Bartlet gave Isaac a look. Then he turned to the rest of the room, raising his arms and his voice, "Friends, may I have your attention for just one moment please?"
Out on the makeshift dance floor, Dana and Casey kept swaying to the music for several seconds after Jack turned it down, then they blinked a few times and seemed to remember the rest of the people in the room. Casey took Dana's hand and led her over to Danny.
"Sir?" Sam sidled up to the President with a sheaf of yellow papers. "Could you take a look at this?"
"What is it?"
Dan and Casey appeared at Sam's heels. "Well, uh..." Sam said. "We -- Toby, myself, Dan, and Casey -- wrote you some remarks for --"
"Dan and Casey?" Bartlet interrupted, eyebrows rising.
"Yes, sir," Casey said with a little nod.
Leo leaned closer to Abbey and muttered, "Does this mean we're going to have to hear an oral history of the Olympic Games?"
Abbey stifled her laughter, but her husband shot them a glare anyway. "I heard that." The rest of the room had quieted down -- except for Josh, who was snoring despite Donna's attempts to wake him up.
"Friends," Bartlet began, glancing at the notes Sam had handed him, "I'd like to read you something in honor of Isaac's birthday. And, no," he added with a glance in Leo's direction, "it's not in iambic pentameter."
"Damn," Dan mumbled to Casey. "We should've written in iambic pentameter."
"Right," Casey agreed. "Except for the part where we're not actually Shakespeare."
CJ hid her smile by taking a sip of her vodka Collins.
"'The world of sports may not be as important on the grand scale of things as the job I do every day,'" Jed Bartlet read with a nod in Dan and Casey's direction. "I'm not sure that's true," he added extemporaneously. "Jesse Owens at the '36 Olympics, for example, really --"
"Jed," Abbey interrupted, taking hold of his free hand. "Read the speech."
"'But within the constraints of the sports world,'" Jed continued, "'there is no one more talented, more dedicated, and more honorable than Isaac Jaffee.'"
Beside the President, Isaac looked over at his two anchors, who held his gaze.
"'This man who was educated in segregated schools and earned a full academic scholarship to Howard University, who started as a stringer and won a Pulitzer Prize, who began a well-deserved retirement and came back to head up a third-place TV show purely for the love of the game, and who suffered a stroke and worked his way back --'" Jed broke off and turned to Isaac, beckoning him forward. "This man," he told the audience, "has fought battles I never could have imagined. He's proven himself in situations I have never faced. And he's deserved every single accolade he's received, plus a good portion of the nice things that have been written about me."
Isaac chuckled as his staffers cheered and clapped.
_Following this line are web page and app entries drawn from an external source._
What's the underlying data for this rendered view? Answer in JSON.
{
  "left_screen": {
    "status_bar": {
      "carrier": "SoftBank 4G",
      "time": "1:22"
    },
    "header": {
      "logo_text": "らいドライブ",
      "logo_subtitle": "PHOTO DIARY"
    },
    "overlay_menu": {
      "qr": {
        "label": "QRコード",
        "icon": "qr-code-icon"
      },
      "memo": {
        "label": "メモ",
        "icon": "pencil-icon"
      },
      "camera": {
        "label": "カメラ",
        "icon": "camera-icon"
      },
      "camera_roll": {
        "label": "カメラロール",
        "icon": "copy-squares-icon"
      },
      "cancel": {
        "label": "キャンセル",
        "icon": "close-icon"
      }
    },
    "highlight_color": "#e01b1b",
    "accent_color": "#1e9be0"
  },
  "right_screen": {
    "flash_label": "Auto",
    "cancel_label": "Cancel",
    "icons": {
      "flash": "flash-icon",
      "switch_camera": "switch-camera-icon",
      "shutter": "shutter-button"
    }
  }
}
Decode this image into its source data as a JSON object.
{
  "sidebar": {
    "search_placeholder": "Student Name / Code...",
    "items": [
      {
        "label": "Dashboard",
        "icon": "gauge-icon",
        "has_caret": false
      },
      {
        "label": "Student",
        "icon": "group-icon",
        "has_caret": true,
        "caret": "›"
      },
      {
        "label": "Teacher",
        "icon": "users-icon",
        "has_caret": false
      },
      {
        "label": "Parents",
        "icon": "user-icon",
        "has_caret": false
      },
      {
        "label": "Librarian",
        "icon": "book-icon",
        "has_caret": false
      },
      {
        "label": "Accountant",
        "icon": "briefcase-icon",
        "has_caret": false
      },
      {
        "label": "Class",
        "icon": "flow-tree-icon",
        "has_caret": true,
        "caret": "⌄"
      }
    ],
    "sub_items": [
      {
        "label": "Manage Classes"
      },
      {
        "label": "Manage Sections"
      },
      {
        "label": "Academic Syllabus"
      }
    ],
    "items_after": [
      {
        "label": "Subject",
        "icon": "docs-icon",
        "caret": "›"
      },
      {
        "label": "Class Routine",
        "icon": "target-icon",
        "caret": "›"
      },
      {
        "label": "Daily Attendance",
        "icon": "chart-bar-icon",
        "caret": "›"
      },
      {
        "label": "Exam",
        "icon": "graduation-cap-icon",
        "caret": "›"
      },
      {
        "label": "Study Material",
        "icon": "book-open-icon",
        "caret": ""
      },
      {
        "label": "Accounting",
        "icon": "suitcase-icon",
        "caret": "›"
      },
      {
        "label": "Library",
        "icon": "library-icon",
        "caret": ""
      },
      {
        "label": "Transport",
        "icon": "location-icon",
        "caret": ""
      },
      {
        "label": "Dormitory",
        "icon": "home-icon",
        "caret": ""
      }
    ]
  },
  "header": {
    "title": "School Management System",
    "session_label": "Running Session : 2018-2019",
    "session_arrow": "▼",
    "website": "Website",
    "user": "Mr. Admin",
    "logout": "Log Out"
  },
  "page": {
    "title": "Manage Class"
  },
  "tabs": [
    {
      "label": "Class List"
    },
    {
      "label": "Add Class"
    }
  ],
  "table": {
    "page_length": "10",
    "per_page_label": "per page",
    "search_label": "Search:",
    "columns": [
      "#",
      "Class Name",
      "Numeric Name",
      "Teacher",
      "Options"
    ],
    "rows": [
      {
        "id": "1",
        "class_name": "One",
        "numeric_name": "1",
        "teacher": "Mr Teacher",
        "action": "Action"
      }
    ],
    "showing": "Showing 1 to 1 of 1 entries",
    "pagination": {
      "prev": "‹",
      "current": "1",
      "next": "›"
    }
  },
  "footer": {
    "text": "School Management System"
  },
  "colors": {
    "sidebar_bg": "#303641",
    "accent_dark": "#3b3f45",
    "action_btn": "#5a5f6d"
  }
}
Bartlet waited until the applause died down, then told Isaac, "If they gave Medals of Honor for personal accomplishments, you, my friend, would be first in line."
The two men hugged, while Leo and Abbey looked on proudly. Dan, Casey, Dana, Natalie, and Jeremy cheered, Donna, CJ and Sam joining in. Toby watched with an almost-smile, and Josh finally woke up.
"What happened?" Josh asked, blinking and trying to focus his bleary gaze. "What'd I miss?"
"You agreed to quit your job and sign on to Sports Night as executive producer. Dana's going to fill in for you in Washington."
"'Kay. Who's Dana?"
"Apparently, my new boss."
Josh tried again. "What'd I miss?"
"The President made a speech."
"About the history of what?"
"Nothing," Donna said defensively. Then, after a minute, "Well, Isaac. But it wasn't a boring-history speech. It was lovely."
Josh put his head down again. "Well, I'll see it later."
"Mmm hmm." Donna agreed distractedly, considering laying her head down, as well. She was halfway there when Josh's words hit her, and she sat up so suddenly she almost fell off the chair. "Huh?"
Josh, eyes closed, didn't respond, and a second later he began to snore. Donna swatted him over the head. "Josh. Why will you see the President's speech later?"
"Mmm," Josh muttered, and without opening his eyes, he waved one hand toward the reporter in the corner.